Phineas Gage helped show us how important the vmPFC is for making good decisions—when the vmPFC is damaged, people have a hard time making good decisions. They have trouble planning their daily lives, thinking about the future, choosing good friends, and participating in social activities. Scientists believe that the inability to use emotions to help guide our behaviors explains why people who have vmPFC damage have problems with decision-making. Knowing how the vmPFC connects information from our surroundings with our feelings and our bodily responses to emotions, we can understand that damage to this brain area changes how we experience and interact with the world. It turns out that our built-in “spidey-sense,” combining body signals across multiple brain areas, helps us make good decisions.


Ventromedial Prefrontal Cortex (vmPFC): A region of the brain located behind the eye sockets that plays an important role in decision-making.

Iowa Gambling Task (IGT): A research task that assess risky decision-making by involving the vmPFC.

Somatic Markers: Bodily responses signaling various emotions.

Thalamus: Found in the middle of the brain, the thalamus plays an important role in relaying sensory information from the body to other areas of the brain.

Amygdala: A brain region responsible for processing and detecting fearful and threatening stimuli, and plays an important role in emotional memory.


Illustrations were kindly provided by Kriti Manuja. The authors recognize and acknowledge that the land on which this work was completed is the traditional territory of the Mississauga and Haudenosaunee nations, and within the lands protected by the Dish with One Spoon wampum agreement.

Conflict of Interest

The authors declare that the research was conducted in the absence of any commercial or financial relationships that could be construed as a potential conflict of interest.


[1] Damasio, A. R. 1994. Descartes’ Error: Emotion, Reason, and the Human Brain. New York, NY: G.P. Putnam..

[2] Bechara, A., Damasio, A. R., Damasio, H., and Anderson, S. W. 1994. Insensitivity to future consequences following damage to human prefrontal cortex. Cognition 50:7–15. doi: 10.1016/0010-0277(94)90018-3

[3] Bechara, A., Damasio, H., and Damasio, A. R. 2000. Emotion, decision making and the orbitofrontal cortex. Cereb. Cortex 10:295–307. doi: 10.1093/cercor/10.3.295

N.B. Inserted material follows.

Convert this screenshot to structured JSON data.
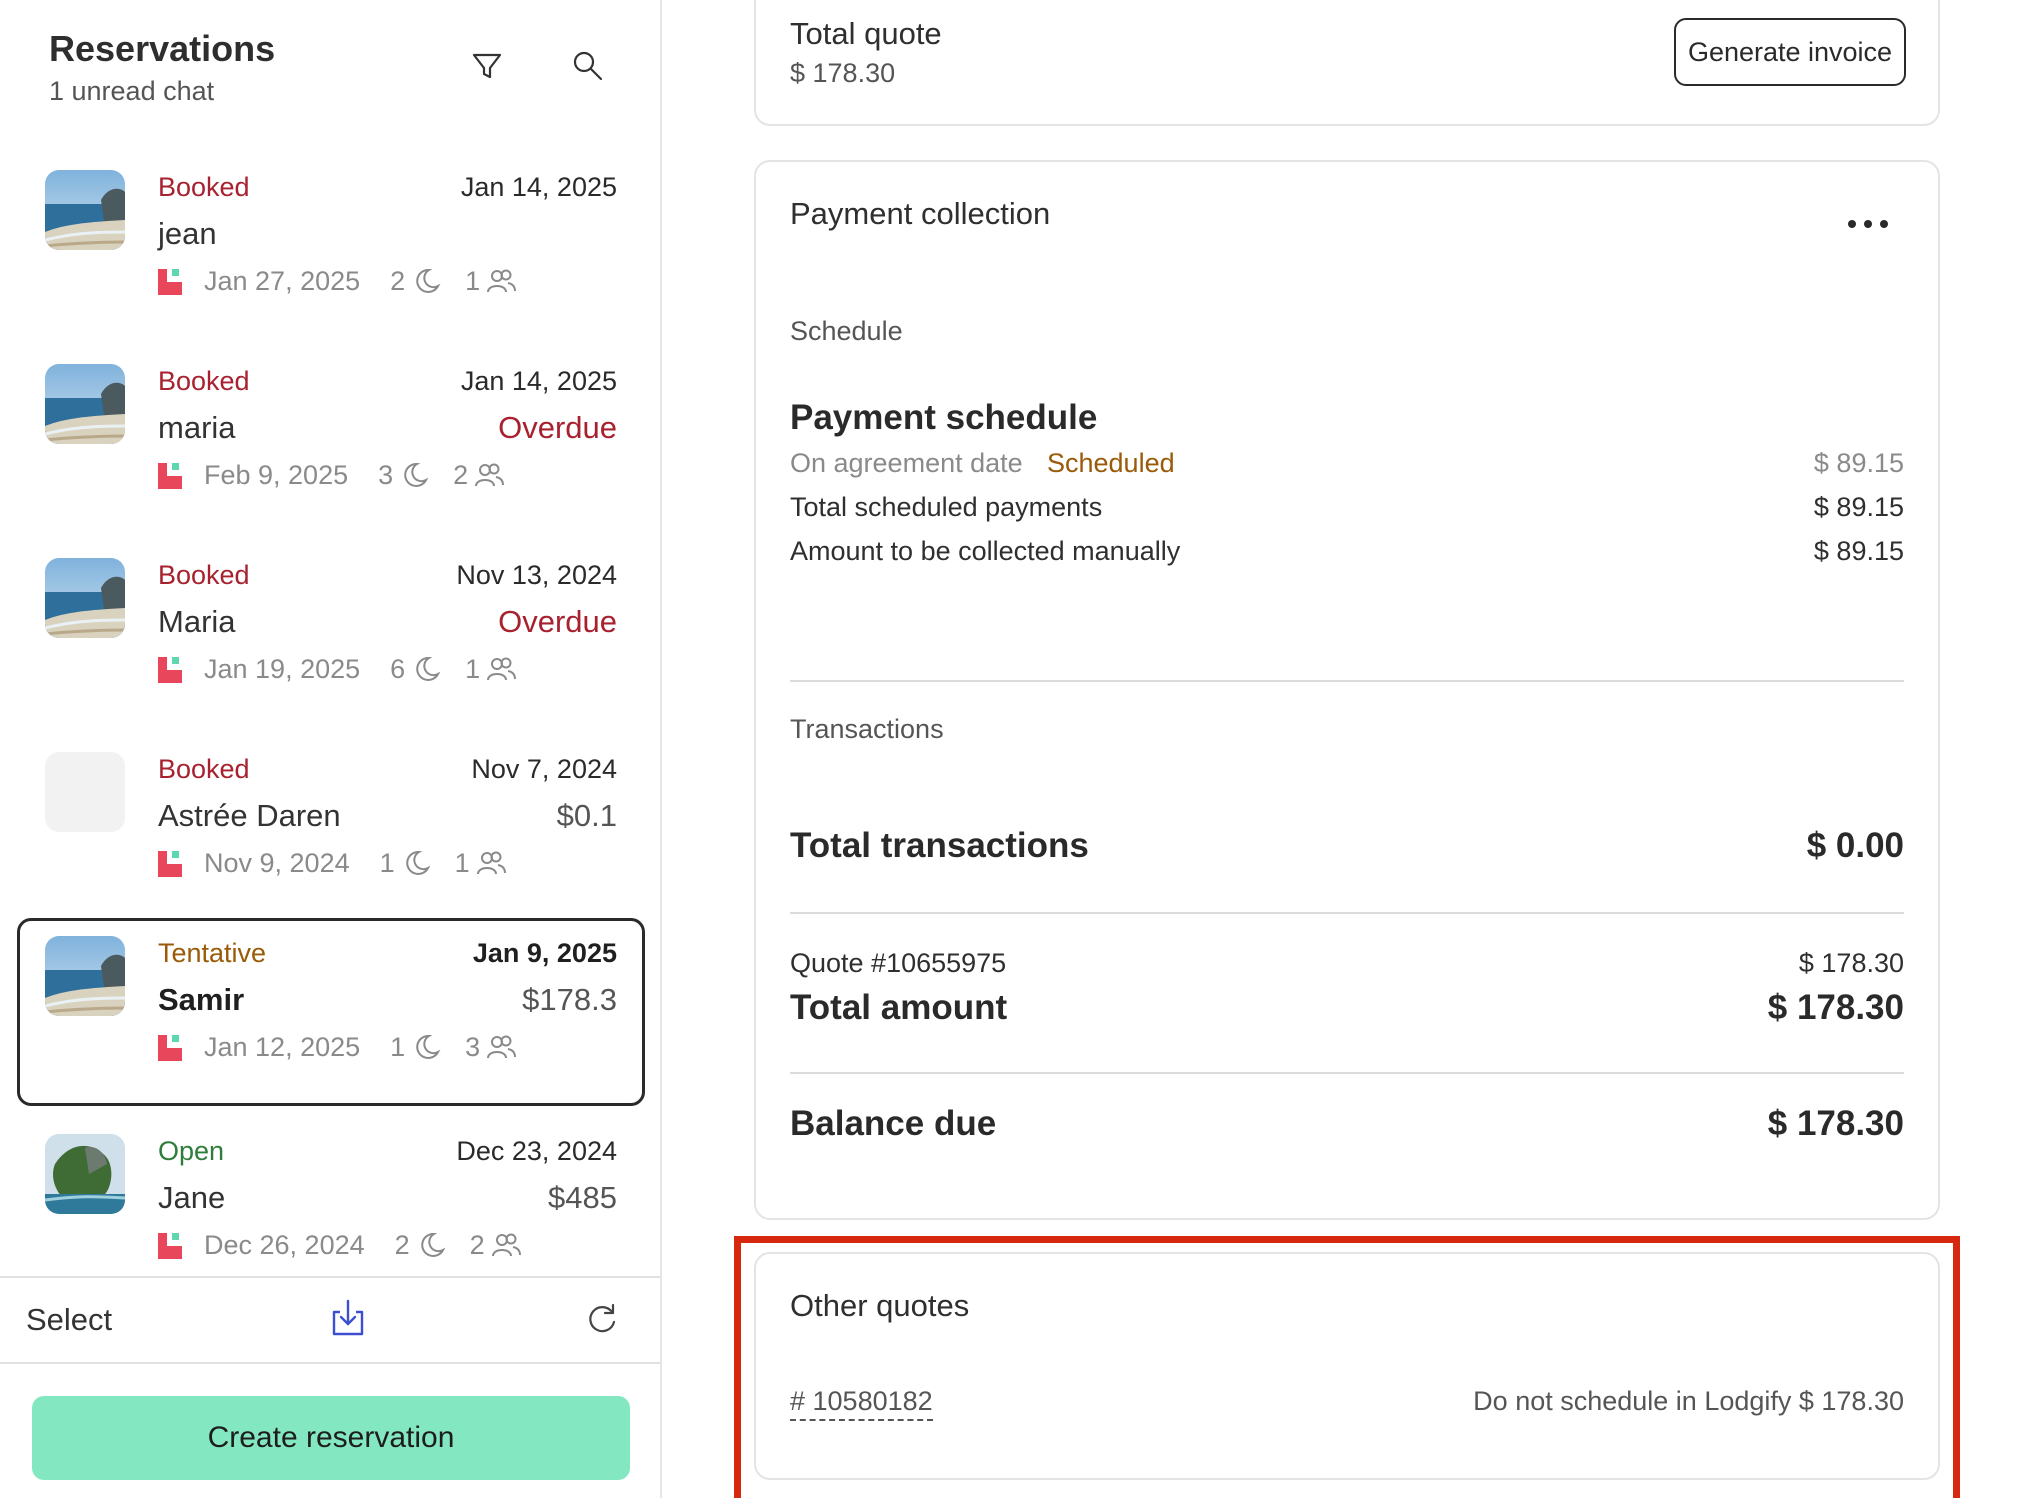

[4] Damasio, A. R. 1996. The somatic marker hypothesis and the possible functions of the prefrontal cortex. Phil. Trans. R. Soc. Lond. B 351:1413–20. doi: 10.1098/rstb.1996.0125